◆ **YOUR GOAL**:
Lift out each line of the data that holds "JSON".

◆ **PROVIDED DATA**:
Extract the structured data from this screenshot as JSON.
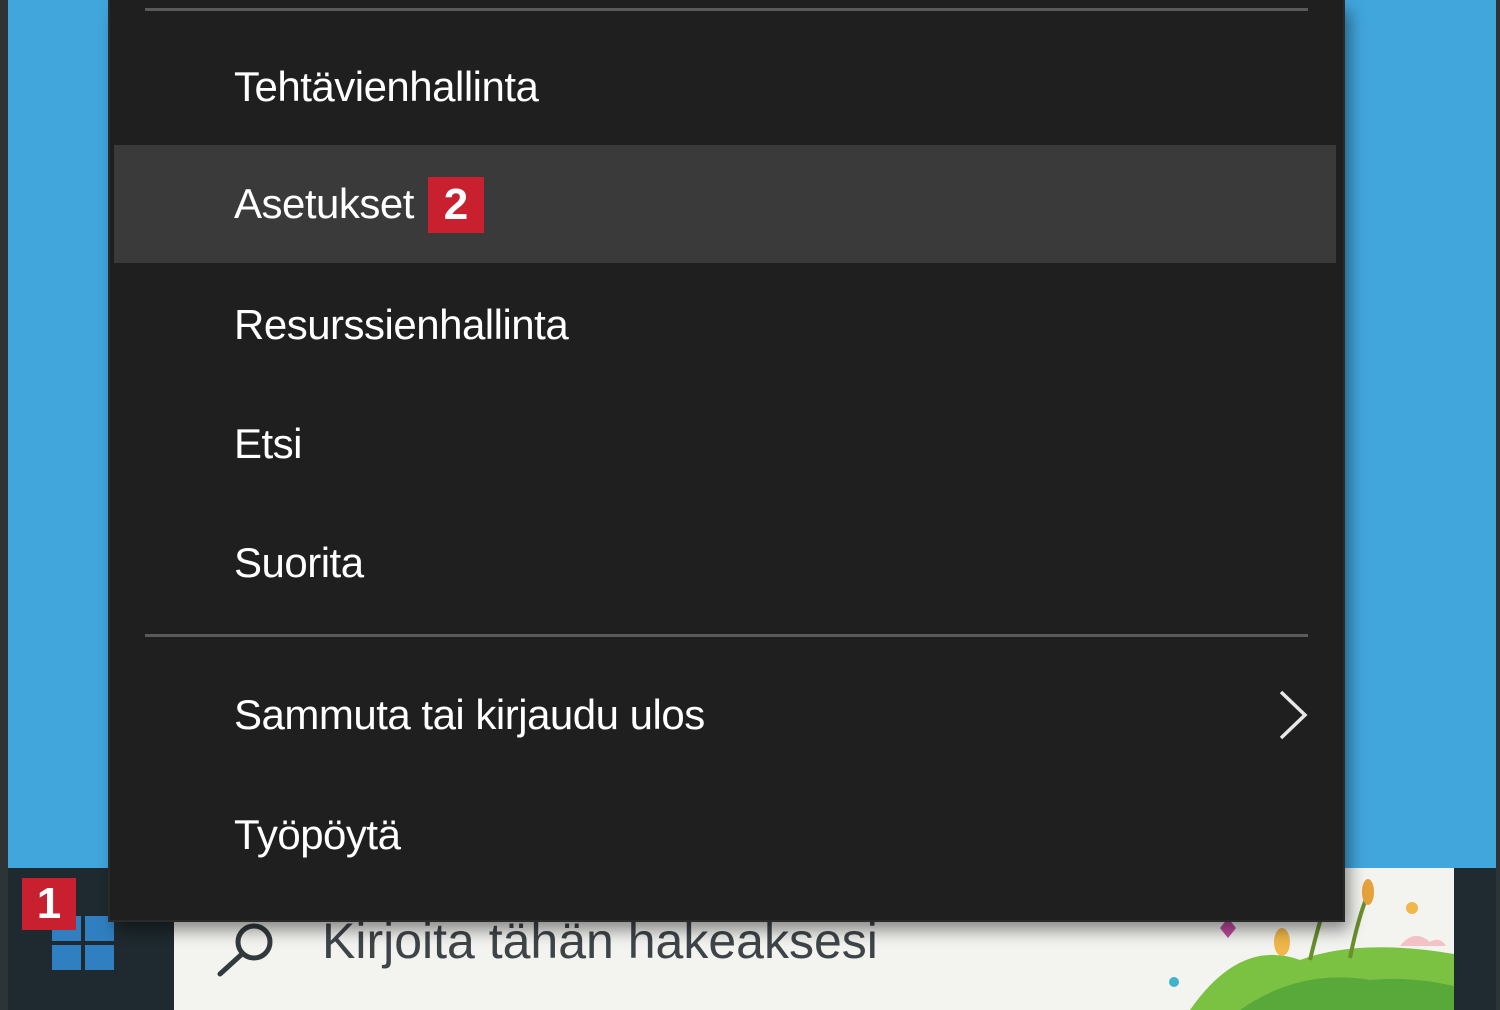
{
  "context_menu": {
    "items": [
      {
        "label": "Tehtävienhallinta"
      },
      {
        "label": "Asetukset"
      },
      {
        "label": "Resurssienhallinta"
      },
      {
        "label": "Etsi"
      },
      {
        "label": "Suorita"
      },
      {
        "label": "Sammuta tai kirjaudu ulos",
        "has_submenu": true
      },
      {
        "label": "Työpöytä"
      }
    ],
    "highlighted_item": "Asetukset"
  },
  "badges": {
    "start": "1",
    "settings": "2"
  },
  "taskbar": {
    "search_placeholder": "Kirjoita tähän hakeaksesi"
  },
  "colors": {
    "desktop": "#41a6dc",
    "menu_bg": "#1f1f1f",
    "menu_hover": "#3a3a3a",
    "badge": "#c8202f",
    "windows_logo": "#2f7fc1"
  }
}
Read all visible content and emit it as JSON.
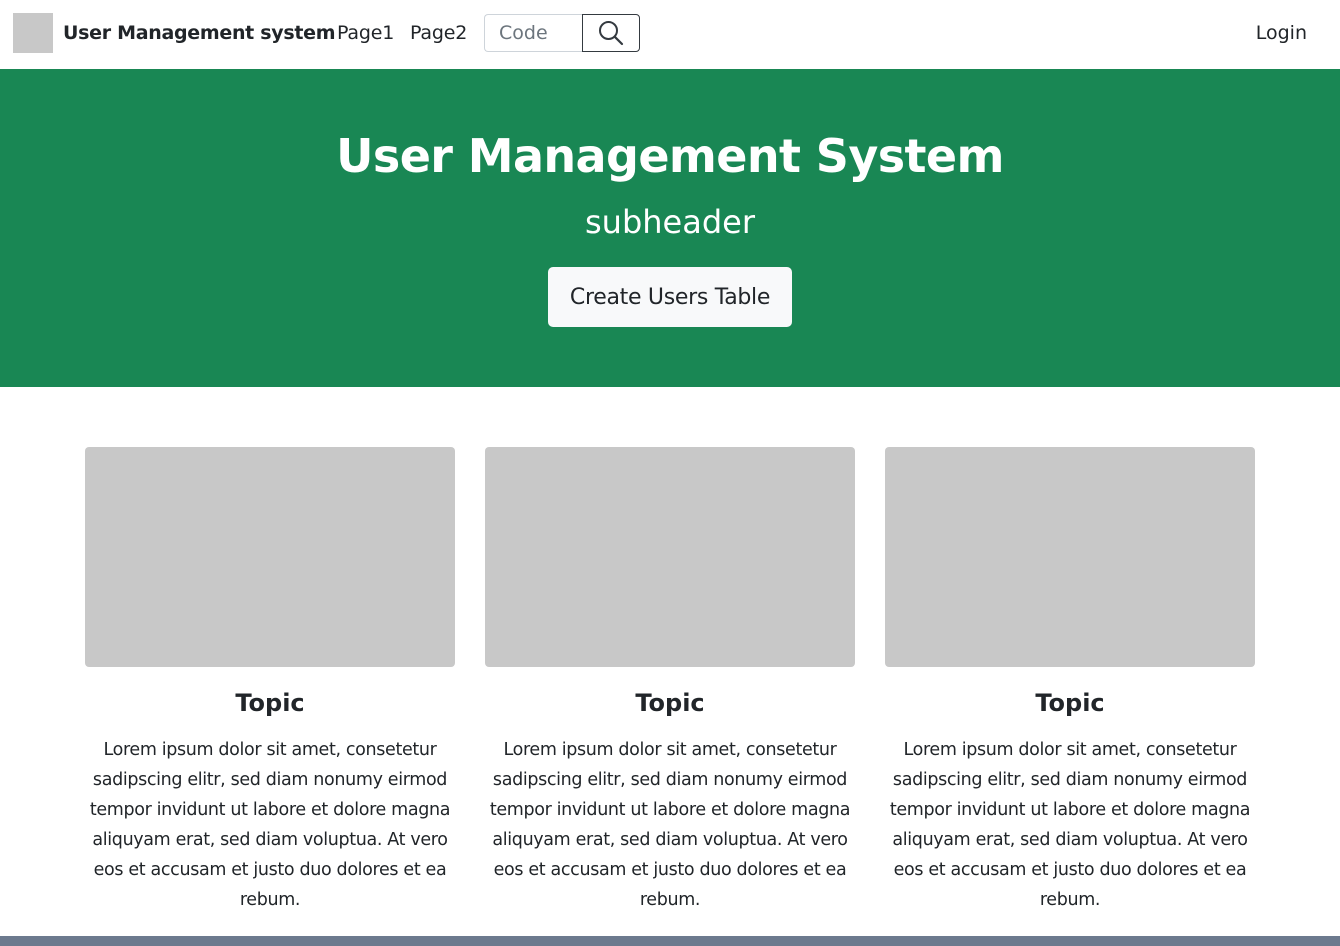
{
  "navbar": {
    "brand": "User Management system",
    "links": [
      {
        "label": "Page1"
      },
      {
        "label": "Page2"
      }
    ],
    "search": {
      "placeholder": "Code",
      "value": ""
    },
    "login_label": "Login"
  },
  "hero": {
    "title": "User Management System",
    "subtitle": "subheader",
    "button_label": "Create Users Table",
    "background_color": "#198754"
  },
  "cards": [
    {
      "title": "Topic",
      "text": "Lorem ipsum dolor sit amet, consetetur sadipscing elitr, sed diam nonumy eirmod tempor invidunt ut labore et dolore magna aliquyam erat, sed diam voluptua. At vero eos et accusam et justo duo dolores et ea rebum."
    },
    {
      "title": "Topic",
      "text": "Lorem ipsum dolor sit amet, consetetur sadipscing elitr, sed diam nonumy eirmod tempor invidunt ut labore et dolore magna aliquyam erat, sed diam voluptua. At vero eos et accusam et justo duo dolores et ea rebum."
    },
    {
      "title": "Topic",
      "text": "Lorem ipsum dolor sit amet, consetetur sadipscing elitr, sed diam nonumy eirmod tempor invidunt ut labore et dolore magna aliquyam erat, sed diam voluptua. At vero eos et accusam et justo duo dolores et ea rebum."
    }
  ],
  "icons": {
    "search": "search-icon",
    "logo": "logo-placeholder"
  }
}
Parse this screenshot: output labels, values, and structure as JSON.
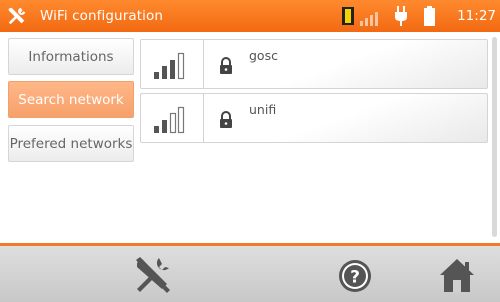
{
  "header": {
    "title": "WiFi configuration",
    "time": "11:27"
  },
  "sidebar": {
    "items": [
      {
        "label": "Informations",
        "active": false
      },
      {
        "label": "Search network",
        "active": true
      },
      {
        "label": "Prefered networks",
        "active": false
      }
    ]
  },
  "networks": [
    {
      "ssid": "gosc",
      "signal_bars": 3,
      "secured": true
    },
    {
      "ssid": "unifi",
      "signal_bars": 2,
      "secured": true
    }
  ],
  "footer": {
    "icons": [
      "tools-icon",
      "help-icon",
      "home-icon"
    ]
  },
  "colors": {
    "accent": "#f26a12",
    "active_tab": "#f7a06a",
    "icon_gray": "#666666"
  }
}
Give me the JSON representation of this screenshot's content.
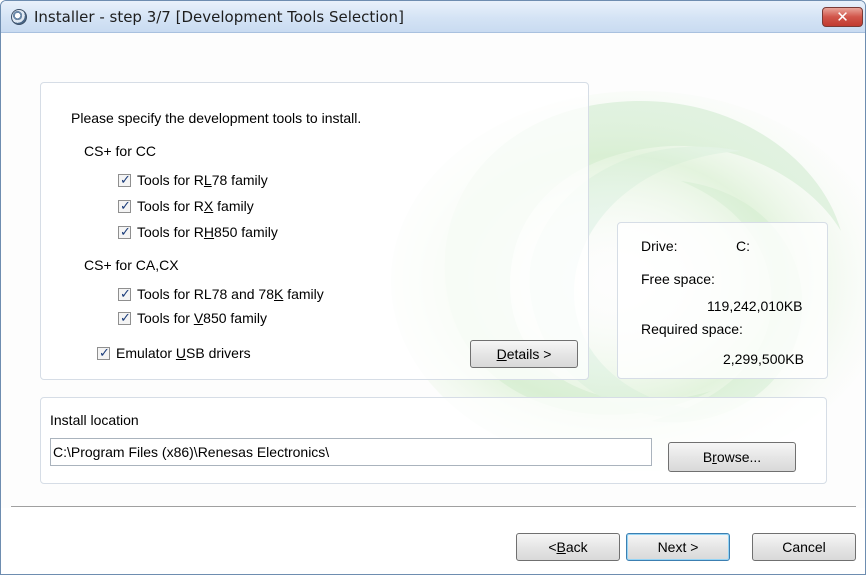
{
  "window": {
    "title": "Installer - step 3/7 [Development Tools Selection]",
    "close_label": "✕"
  },
  "tools": {
    "prompt": "Please specify the development tools to install.",
    "groups": [
      {
        "label": "CS+ for CC",
        "items": [
          {
            "pre": "Tools for R",
            "mnemonic": "L",
            "post": "78 family",
            "checked": true
          },
          {
            "pre": "Tools for R",
            "mnemonic": "X",
            "post": " family",
            "checked": true
          },
          {
            "pre": "Tools for R",
            "mnemonic": "H",
            "post": "850 family",
            "checked": true
          }
        ]
      },
      {
        "label": "CS+ for CA,CX",
        "items": [
          {
            "pre": "Tools for RL78 and 78",
            "mnemonic": "K",
            "post": " family",
            "checked": true
          },
          {
            "pre": "Tools for ",
            "mnemonic": "V",
            "post": "850 family",
            "checked": true
          }
        ]
      }
    ],
    "emulator": {
      "pre": "Emulator ",
      "mnemonic": "U",
      "post": "SB drivers",
      "checked": true
    },
    "details_button": {
      "mnemonic": "D",
      "post": "etails >"
    }
  },
  "space": {
    "drive_label": "Drive:",
    "drive_value": "C:",
    "free_label": "Free space:",
    "free_value": "119,242,010KB",
    "required_label": "Required space:",
    "required_value": "2,299,500KB"
  },
  "location": {
    "label": "Install location",
    "path": "C:\\Program Files (x86)\\Renesas Electronics\\",
    "browse_button": {
      "pre": "B",
      "mnemonic": "r",
      "post": "owse..."
    }
  },
  "nav": {
    "back": {
      "pre": "< ",
      "mnemonic": "B",
      "post": "ack"
    },
    "next_label": "Next >",
    "cancel_label": "Cancel"
  },
  "colors": {
    "title_gradient_top": "#e9f1fb",
    "close_red": "#c13b30",
    "default_button_border": "#3c7fb1",
    "swirl_green": "#c9e7c0"
  }
}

◆ **SOLUTION**:
Extract the structured data from this screenshot as JSON.
Read all visible content and emit it as JSON.
Parse this screenshot: output labels, values, and structure as JSON.
Give me the JSON representation of this screenshot's content.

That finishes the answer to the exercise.